Technology companies focused on developing electronic equipment for rescue applications are helping to address the demands of emergency service teams and managers, allowing for better communication as well as shareable data. Products that can fuse multiple data sources such as vision, sensor and location data in real time can offer up the possibility of unlocking the capabilities of rescue resources not on the ground. Gas monitoring equipment is now available with Bluetooth enabled; information can be recorded and monitored remotely along with biometric sensor data and location data on respiratory protection equipment.
The ability to gather and disseminate information locally, domestically or internationally could potentially result in a force multiplier and an effective yet powerful tool in the rescue team’s tool box.
A good example of this new breed of mobile integrated electronic equipment is the patented FirstLook360 (FL360) Spherical Vision Search & Rescue Camera. Designed, developed and manufactured from the ground up by Agility Technologies, the FL360 has the ability to capture images with audio and encode recordings with camera serial number, time, date and GPS location. The patented design removes the necessity for a mechanical articulated camera head and makes it perfect for USAR operations. The FL360 links wirelessly with its visual display control tablet and is interactive through fingertip control/pinch-to-zoom functions. Other features such as mapping overlay, still or 360° video capture and view allow the ability to share any of the captured data via a mobile network. This makes FL360 an extremely versatile rescue tool. As a testament to the power of this new technology, the FirstLook360 system was included in the 2019 FEMA approved equipment cache list for USAR teams in the United States. Task Force team leaders evaluated FL360 and recognised it as much more than an old-school search camera and concluded it provided a more flexible, adaptable and functional system with applications in Vehicle Extrication, HAZMAT, Collapse, Confined Space, Fire Investigation and more.
I think that the above is a good summary of what I have observed happening in the global rescue community. In addition to the factors listed above there is a generational change happening in the emergency services globally. Younger people are much more comfortable and have different expectations of technology and equipment to those of us more seasoned individuals who might have a love-hate relationship will electronic devices.
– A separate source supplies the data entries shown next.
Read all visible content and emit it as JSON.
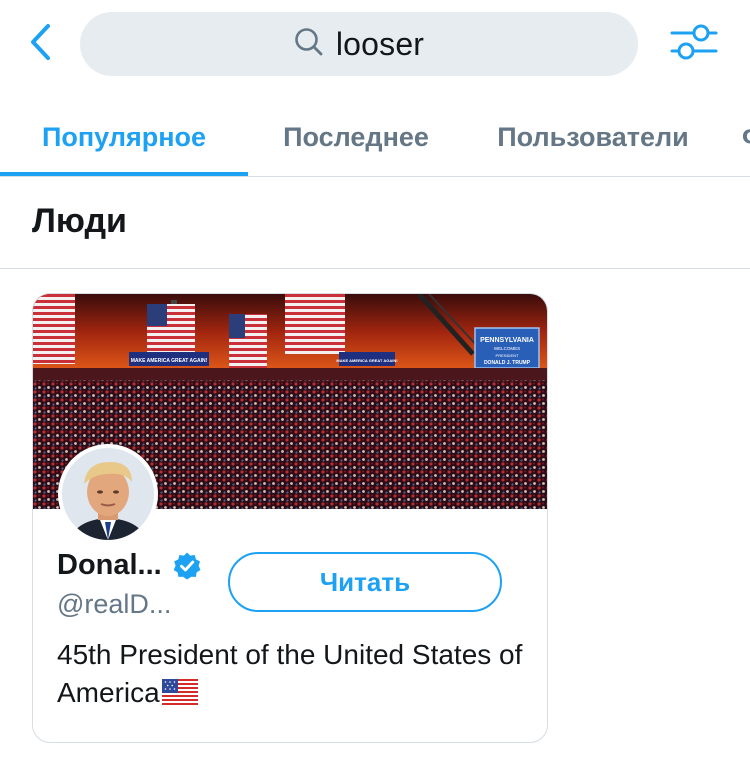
{
  "search": {
    "query": "looser"
  },
  "icons": {
    "back": "chevron-left-icon",
    "search": "search-icon",
    "filter": "sliders-icon",
    "verified": "verified-badge-icon",
    "flag": "us-flag-icon"
  },
  "tabs": [
    {
      "label": "Популярное",
      "active": true
    },
    {
      "label": "Последнее",
      "active": false
    },
    {
      "label": "Пользователи",
      "active": false
    },
    {
      "label": "Фото",
      "active": false
    }
  ],
  "section": {
    "title": "Люди"
  },
  "user_card": {
    "display_name": "Donal...",
    "handle": "@realD...",
    "follow_label": "Читать",
    "bio": "45th President of the United States of America",
    "verified": true,
    "banner_text": {
      "sign_main": "PENNSYLVANIA",
      "sign_line2": "WELCOMES",
      "sign_line3": "PRESIDENT",
      "sign_line4": "DONALD J. TRUMP",
      "banner_small_1": "MAKE AMERICA GREAT AGAIN!",
      "banner_small_2": "MAKE AMERICA GREAT AGAIN!"
    }
  },
  "colors": {
    "accent": "#1da1f2",
    "text_primary": "#14171a",
    "text_secondary": "#657786",
    "search_bg": "#e6ecf0",
    "divider": "#d7dde2"
  }
}
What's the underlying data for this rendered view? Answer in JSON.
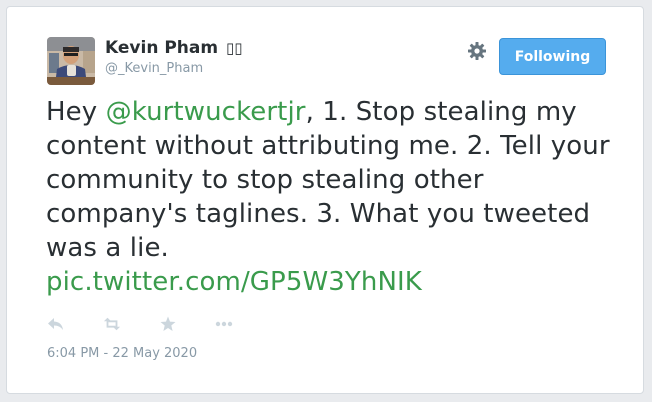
{
  "author": {
    "display_name": "Kevin Pham",
    "name_emoji": "▯▯",
    "username": "@_Kevin_Pham"
  },
  "follow_button": {
    "label": "Following"
  },
  "tweet": {
    "prefix": "Hey ",
    "mention": "@kurtwuckertjr",
    "body": ", 1. Stop stealing my content without attributing me. 2. Tell your community to stop stealing other company's taglines. 3. What you tweeted was a lie.",
    "link": "pic.twitter.com/GP5W3YhNIK",
    "timestamp": "6:04 PM - 22 May 2020"
  },
  "icons": {
    "settings": "gear-icon",
    "reply": "reply-icon",
    "retweet": "retweet-icon",
    "favorite": "star-icon",
    "more": "more-icon"
  },
  "colors": {
    "link": "#3a9b4c",
    "button": "#55acee",
    "text": "#292f33",
    "muted": "#8899a6"
  }
}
That said, I genuinely believe it is time to begin to break the paradigm and start thinking about how new technologies and new capabilities can be harnessed most effectively by those on the ground to improve outcomes and drive the evolution of rescue forward.